Not all classics can be saved

03 April, 2020

This is a Sad story of a once-loved Jaguar, as the car had been left so long its was simply not economical to repair, although at Classic Car Buyer we buy almost any car and rarely turn any away.
This was another chance’ find like so many of our cars, being in the right place at the right time.

A delivery drive dropped off some parts at Classic Car buyer HQ and we got talking, he mentioned a Jag parked in barn, I obviously showed some considerable interest, and after a few minutes chatting the driver he gave me a rough idea where the car was.
 

It was over a year that had passed since he’d last seen it, so It wasn’t guaranteed it was still there.
Not to be put off, like most barn find sightings, they always take priority over everything else, so the hunt was on, we immediately jumped in the Landrover Discovery and headed to the location, at first we thought it was a lost cause and maybe another dud sighting of the elusive Loch Ness Monster of barn finds, then I spotted it, lurking in the bushes like a Jaguar in the wild ready to pounce.

It was more under a barn than in it, but sure enough there it was, a Blue Jaguar 3.4 MK II.

I knocked on the door of the cottage that nestled beside the field hoping someone was in and became very excited when I heard movement.

A very helpful gentleman answered the door and explained, it wasn’t his and that the field belonged to a farmer just up the road, so off we trundled, the farm was guarded by two of the biggest dogs I’d ever seen, lucky really as they went wild when we arrived and the farmer came out to see what the commotion was all about.

I explained we’d spotted the Jag and asked if we could take a look, ok if you’re quick was the reply, we weren’t allowed through the farm, not that I wanted get anywhere near the dogs, so we drove back to the field wadded through a load of stinging nettles and jumped over the fence, the farmer met us there via an easier route!, 

It was clear the car had seen better day, it was sunk in the ground, buried in timber, and if I was scared of spiders, it would have finished me off.
The farmer told me the car was her Grandfathers, he’d owned it from new, and that it had been in its resting place for over 40 years.

Time was short so we swapped contact details and we left wondering if it was worth buying?

Of course it was! 

After several weeks and phone calls we arrived at a price we both agreed on, I went back a couple of days later to collect the car not really knowing how I was going remove it, the first job was to secure the building it was in, we used a tractor to lift the roof and I put in new timbers to help the building live a little longer, after digging down to get a jack under the car I removed the brake calipers so the wheels would turn, and put on another set of wheels.

Initially, the intention was to take the fence down however that looked tricky and would be messing up the area, so in the end, we agreed it would be easier ‘and more fun’ to free the car going through several fields with a tractor.
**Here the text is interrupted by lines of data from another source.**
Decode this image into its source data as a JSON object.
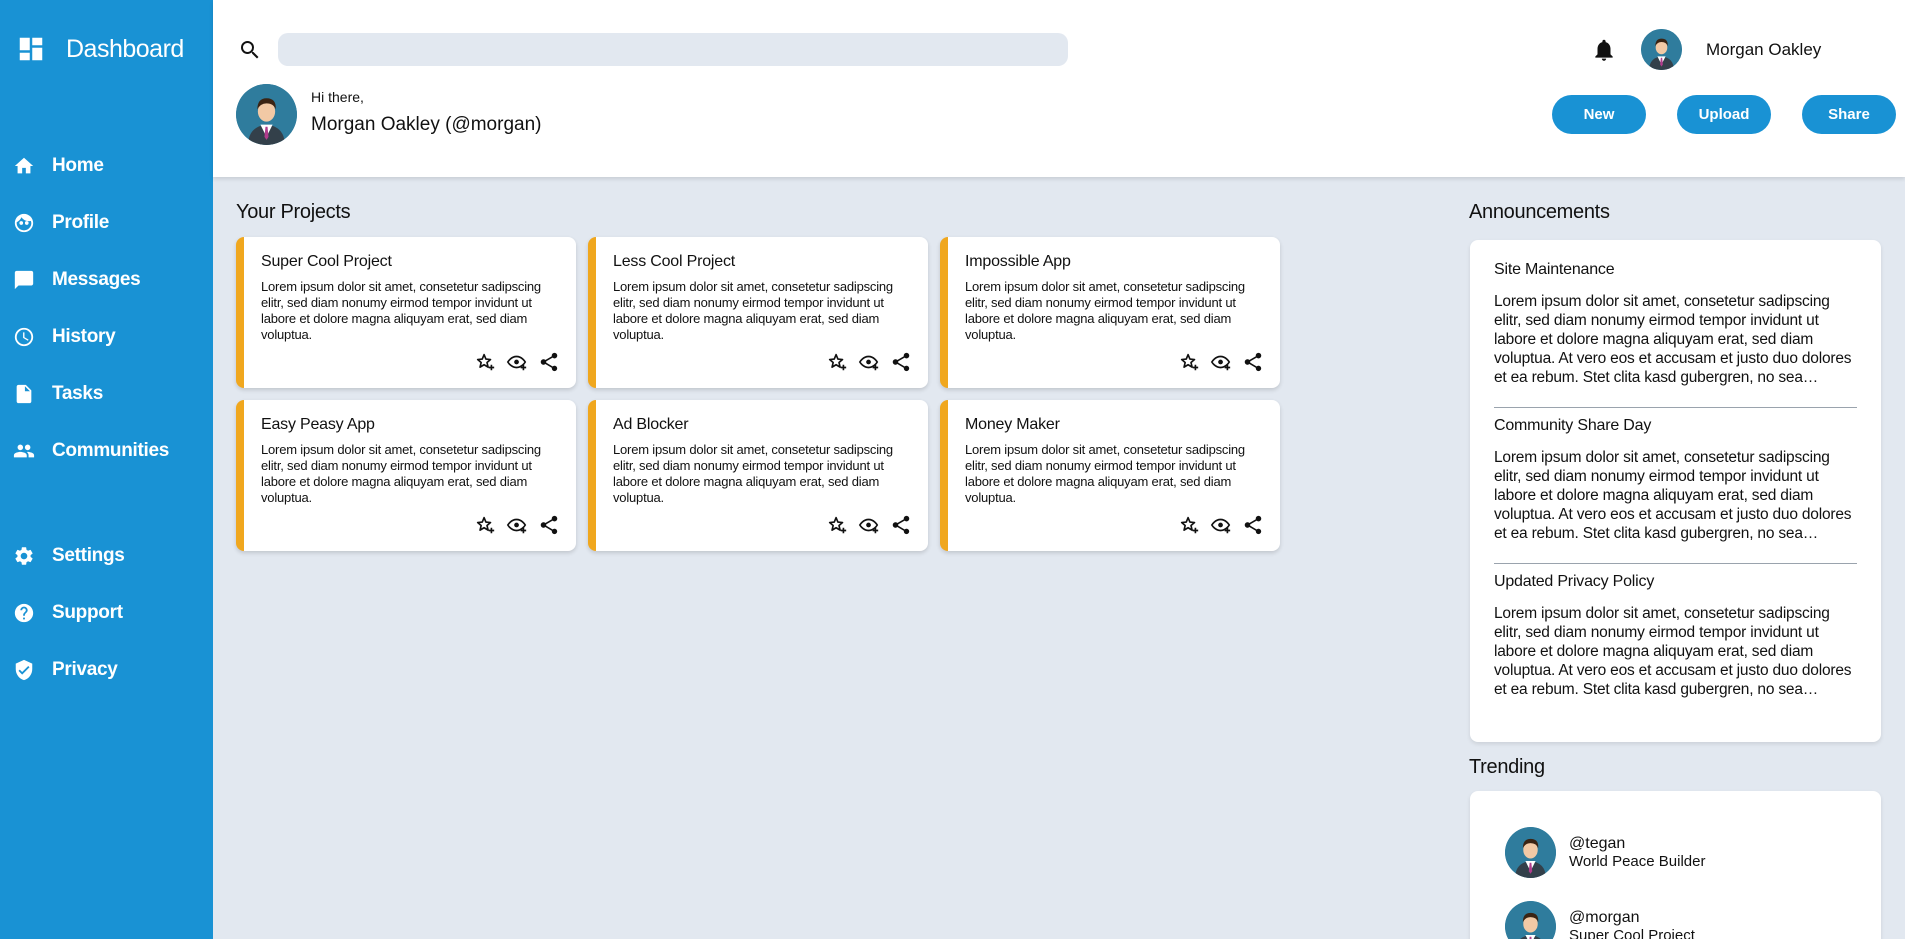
{
  "sidebar": {
    "brand": "Dashboard",
    "items": [
      {
        "label": "Home",
        "icon": "home-icon"
      },
      {
        "label": "Profile",
        "icon": "profile-icon"
      },
      {
        "label": "Messages",
        "icon": "messages-icon"
      },
      {
        "label": "History",
        "icon": "history-icon"
      },
      {
        "label": "Tasks",
        "icon": "tasks-icon"
      },
      {
        "label": "Communities",
        "icon": "communities-icon"
      },
      {
        "label": "Settings",
        "icon": "gear-icon"
      },
      {
        "label": "Support",
        "icon": "help-icon"
      },
      {
        "label": "Privacy",
        "icon": "shield-icon"
      }
    ]
  },
  "header": {
    "search_placeholder": "",
    "user_name": "Morgan Oakley",
    "greeting": "Hi there,",
    "greeting_name": "Morgan Oakley (@morgan)",
    "buttons": {
      "new": "New",
      "upload": "Upload",
      "share": "Share"
    }
  },
  "projects": {
    "title": "Your Projects",
    "cards": [
      {
        "title": "Super Cool Project",
        "desc": "Lorem ipsum dolor sit amet, consetetur sadipscing elitr, sed diam nonumy eirmod tempor invidunt ut labore et dolore magna aliquyam erat, sed diam voluptua."
      },
      {
        "title": "Less Cool Project",
        "desc": "Lorem ipsum dolor sit amet, consetetur sadipscing elitr, sed diam nonumy eirmod tempor invidunt ut labore et dolore magna aliquyam erat, sed diam voluptua."
      },
      {
        "title": "Impossible App",
        "desc": "Lorem ipsum dolor sit amet, consetetur sadipscing elitr, sed diam nonumy eirmod tempor invidunt ut labore et dolore magna aliquyam erat, sed diam voluptua."
      },
      {
        "title": "Easy Peasy App",
        "desc": "Lorem ipsum dolor sit amet, consetetur sadipscing elitr, sed diam nonumy eirmod tempor invidunt ut labore et dolore magna aliquyam erat, sed diam voluptua."
      },
      {
        "title": "Ad Blocker",
        "desc": "Lorem ipsum dolor sit amet, consetetur sadipscing elitr, sed diam nonumy eirmod tempor invidunt ut labore et dolore magna aliquyam erat, sed diam voluptua."
      },
      {
        "title": "Money Maker",
        "desc": "Lorem ipsum dolor sit amet, consetetur sadipscing elitr, sed diam nonumy eirmod tempor invidunt ut labore et dolore magna aliquyam erat, sed diam voluptua."
      }
    ]
  },
  "announcements": {
    "title": "Announcements",
    "items": [
      {
        "title": "Site Maintenance",
        "text": "Lorem ipsum dolor sit amet, consetetur sadipscing elitr, sed diam nonumy eirmod tempor invidunt ut labore et dolore magna aliquyam erat, sed diam voluptua. At vero eos et accusam et justo duo dolores et ea rebum. Stet clita kasd gubergren, no sea takimata sanctus est Lorem ipsum dolor sit amet."
      },
      {
        "title": "Community Share Day",
        "text": "Lorem ipsum dolor sit amet, consetetur sadipscing elitr, sed diam nonumy eirmod tempor invidunt ut labore et dolore magna aliquyam erat, sed diam voluptua. At vero eos et accusam et justo duo dolores et ea rebum. Stet clita kasd gubergren, no sea takimata sanctus est Lorem ipsum dolor sit amet."
      },
      {
        "title": "Updated Privacy Policy",
        "text": "Lorem ipsum dolor sit amet, consetetur sadipscing elitr, sed diam nonumy eirmod tempor invidunt ut labore et dolore magna aliquyam erat, sed diam voluptua. At vero eos et accusam et justo duo dolores et ea rebum. Stet clita kasd gubergren, no sea takimata sanctus est Lorem ipsum dolor sit amet."
      }
    ]
  },
  "trending": {
    "title": "Trending",
    "items": [
      {
        "handle": "@tegan",
        "project": "World Peace Builder"
      },
      {
        "handle": "@morgan",
        "project": "Super Cool Project"
      }
    ]
  },
  "colors": {
    "sidebar": "#1992d4",
    "accent": "#f0a71e",
    "background": "#e2e8f0"
  }
}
Overall it was a truly lovely day with the sun shining, drinking lots of tea and learning all about the original owner and eventful trips taken in the car.

The car ended up being a great source of parts and helped several other Mk 2 Jaguar stay on the road.